Task statement:
Please state how many lines below include the word "photo"; the reply should be the number only.

Records for this exercise:
##########

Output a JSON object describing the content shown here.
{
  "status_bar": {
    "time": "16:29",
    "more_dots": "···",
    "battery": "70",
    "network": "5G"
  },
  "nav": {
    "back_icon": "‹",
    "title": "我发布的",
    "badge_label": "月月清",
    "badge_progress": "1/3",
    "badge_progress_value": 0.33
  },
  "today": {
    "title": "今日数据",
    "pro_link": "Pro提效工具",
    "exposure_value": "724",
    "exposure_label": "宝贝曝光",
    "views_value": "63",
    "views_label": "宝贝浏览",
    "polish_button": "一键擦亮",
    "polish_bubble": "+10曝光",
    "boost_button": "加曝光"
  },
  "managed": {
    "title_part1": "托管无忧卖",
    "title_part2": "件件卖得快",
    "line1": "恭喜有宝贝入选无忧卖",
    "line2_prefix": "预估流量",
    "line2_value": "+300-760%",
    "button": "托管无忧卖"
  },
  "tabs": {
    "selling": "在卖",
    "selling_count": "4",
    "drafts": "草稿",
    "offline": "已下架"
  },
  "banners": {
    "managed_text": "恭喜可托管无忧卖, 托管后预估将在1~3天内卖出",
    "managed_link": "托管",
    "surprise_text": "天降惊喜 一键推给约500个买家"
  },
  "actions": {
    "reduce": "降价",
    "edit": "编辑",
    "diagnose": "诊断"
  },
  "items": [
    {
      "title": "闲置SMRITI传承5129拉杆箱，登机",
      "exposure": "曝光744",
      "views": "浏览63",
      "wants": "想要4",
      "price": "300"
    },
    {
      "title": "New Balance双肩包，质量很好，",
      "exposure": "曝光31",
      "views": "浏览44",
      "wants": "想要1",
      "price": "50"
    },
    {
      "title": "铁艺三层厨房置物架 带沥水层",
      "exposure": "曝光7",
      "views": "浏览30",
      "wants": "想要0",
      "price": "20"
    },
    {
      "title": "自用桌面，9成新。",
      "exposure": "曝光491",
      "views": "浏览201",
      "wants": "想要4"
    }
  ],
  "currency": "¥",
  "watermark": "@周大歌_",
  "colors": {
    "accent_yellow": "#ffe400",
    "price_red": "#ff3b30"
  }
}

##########

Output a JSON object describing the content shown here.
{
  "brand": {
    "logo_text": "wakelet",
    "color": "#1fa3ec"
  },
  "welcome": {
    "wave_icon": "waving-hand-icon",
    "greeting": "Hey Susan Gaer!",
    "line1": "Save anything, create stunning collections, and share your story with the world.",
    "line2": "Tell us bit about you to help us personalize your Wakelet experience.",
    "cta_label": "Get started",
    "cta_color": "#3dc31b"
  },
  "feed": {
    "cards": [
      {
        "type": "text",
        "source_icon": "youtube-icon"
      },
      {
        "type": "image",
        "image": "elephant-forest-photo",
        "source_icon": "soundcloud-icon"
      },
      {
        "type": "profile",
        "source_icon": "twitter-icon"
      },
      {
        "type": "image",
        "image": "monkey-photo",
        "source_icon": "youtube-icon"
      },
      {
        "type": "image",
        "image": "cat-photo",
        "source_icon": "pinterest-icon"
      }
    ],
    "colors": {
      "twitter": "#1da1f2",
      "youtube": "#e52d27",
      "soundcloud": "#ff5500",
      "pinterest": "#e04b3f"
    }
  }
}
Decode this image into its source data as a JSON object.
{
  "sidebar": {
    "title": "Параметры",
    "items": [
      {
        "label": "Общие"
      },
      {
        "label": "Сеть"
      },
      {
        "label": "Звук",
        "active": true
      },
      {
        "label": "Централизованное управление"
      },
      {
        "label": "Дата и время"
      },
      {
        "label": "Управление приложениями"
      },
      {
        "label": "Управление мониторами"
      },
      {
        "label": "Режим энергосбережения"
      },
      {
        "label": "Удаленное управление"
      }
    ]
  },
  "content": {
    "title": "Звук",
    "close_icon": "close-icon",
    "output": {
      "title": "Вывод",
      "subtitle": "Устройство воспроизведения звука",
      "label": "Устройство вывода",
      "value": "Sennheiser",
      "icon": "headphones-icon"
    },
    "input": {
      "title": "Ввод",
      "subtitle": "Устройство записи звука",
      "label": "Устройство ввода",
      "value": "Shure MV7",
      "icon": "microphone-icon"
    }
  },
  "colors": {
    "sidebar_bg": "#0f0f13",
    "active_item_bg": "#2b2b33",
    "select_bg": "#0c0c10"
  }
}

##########

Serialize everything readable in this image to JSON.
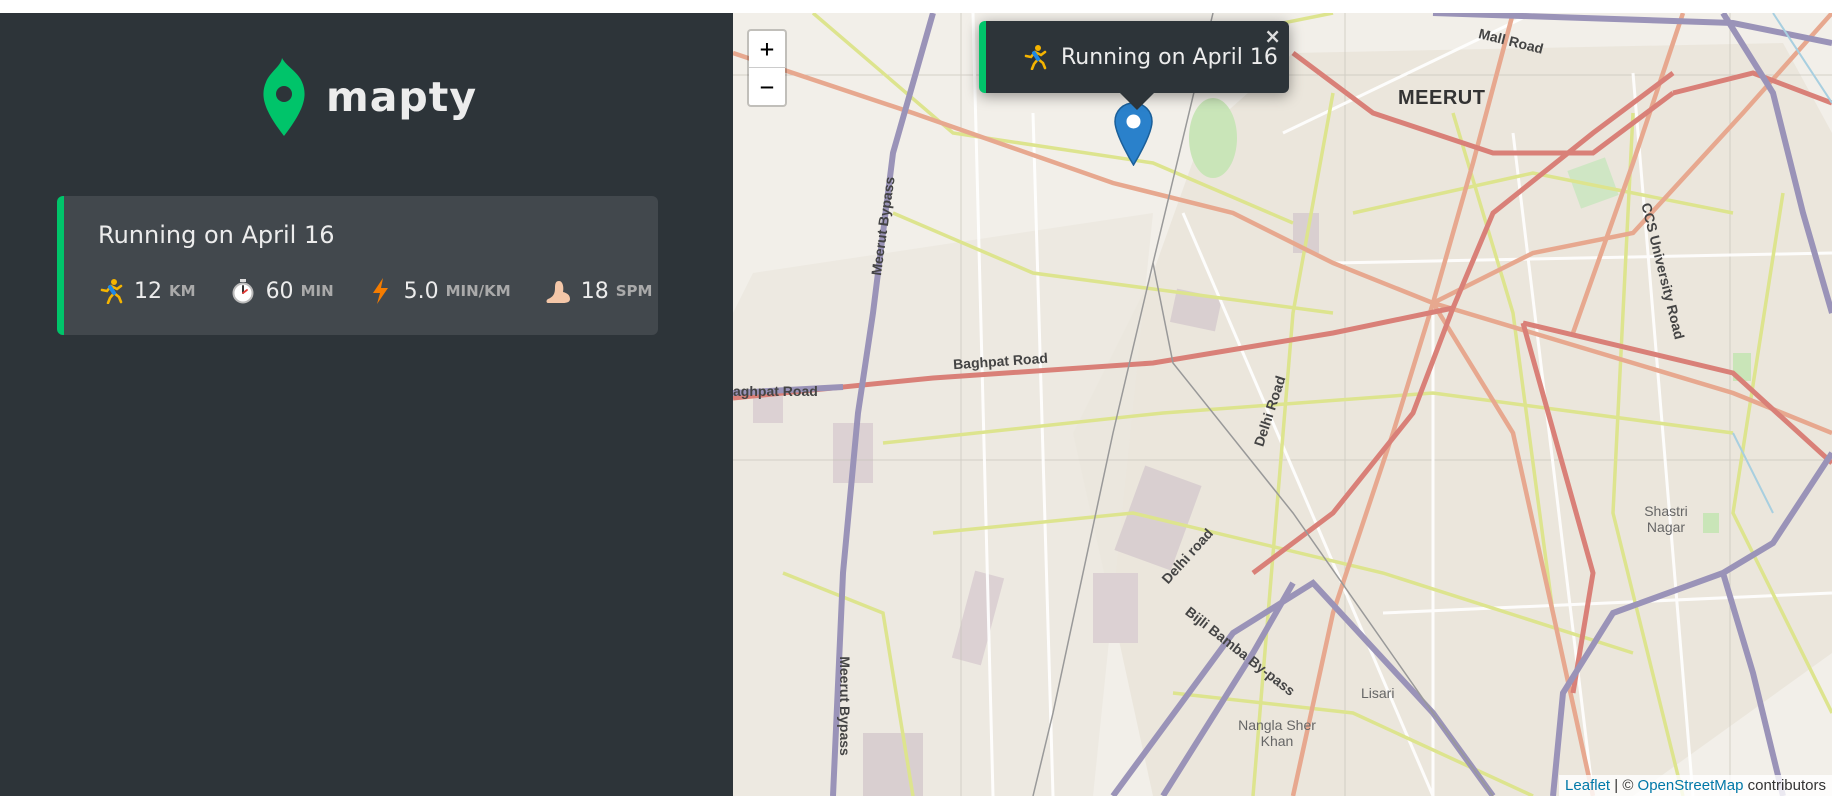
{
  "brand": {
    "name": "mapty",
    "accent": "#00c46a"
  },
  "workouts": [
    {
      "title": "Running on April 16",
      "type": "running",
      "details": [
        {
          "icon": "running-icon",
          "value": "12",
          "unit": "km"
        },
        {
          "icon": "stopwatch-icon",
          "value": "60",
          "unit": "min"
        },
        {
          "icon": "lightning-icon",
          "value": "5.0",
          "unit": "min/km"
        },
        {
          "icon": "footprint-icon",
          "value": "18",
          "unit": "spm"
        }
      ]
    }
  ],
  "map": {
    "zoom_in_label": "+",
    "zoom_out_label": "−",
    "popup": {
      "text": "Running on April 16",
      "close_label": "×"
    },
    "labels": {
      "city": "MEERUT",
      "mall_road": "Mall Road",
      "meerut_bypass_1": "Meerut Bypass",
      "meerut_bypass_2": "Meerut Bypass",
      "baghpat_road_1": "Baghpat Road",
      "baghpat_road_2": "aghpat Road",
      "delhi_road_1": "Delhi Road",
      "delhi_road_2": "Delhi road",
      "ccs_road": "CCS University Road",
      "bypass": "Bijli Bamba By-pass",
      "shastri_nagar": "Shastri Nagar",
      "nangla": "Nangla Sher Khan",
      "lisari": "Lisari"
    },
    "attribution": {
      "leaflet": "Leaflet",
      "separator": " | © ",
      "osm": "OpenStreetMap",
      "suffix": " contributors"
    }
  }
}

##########

Answer to the problem:
3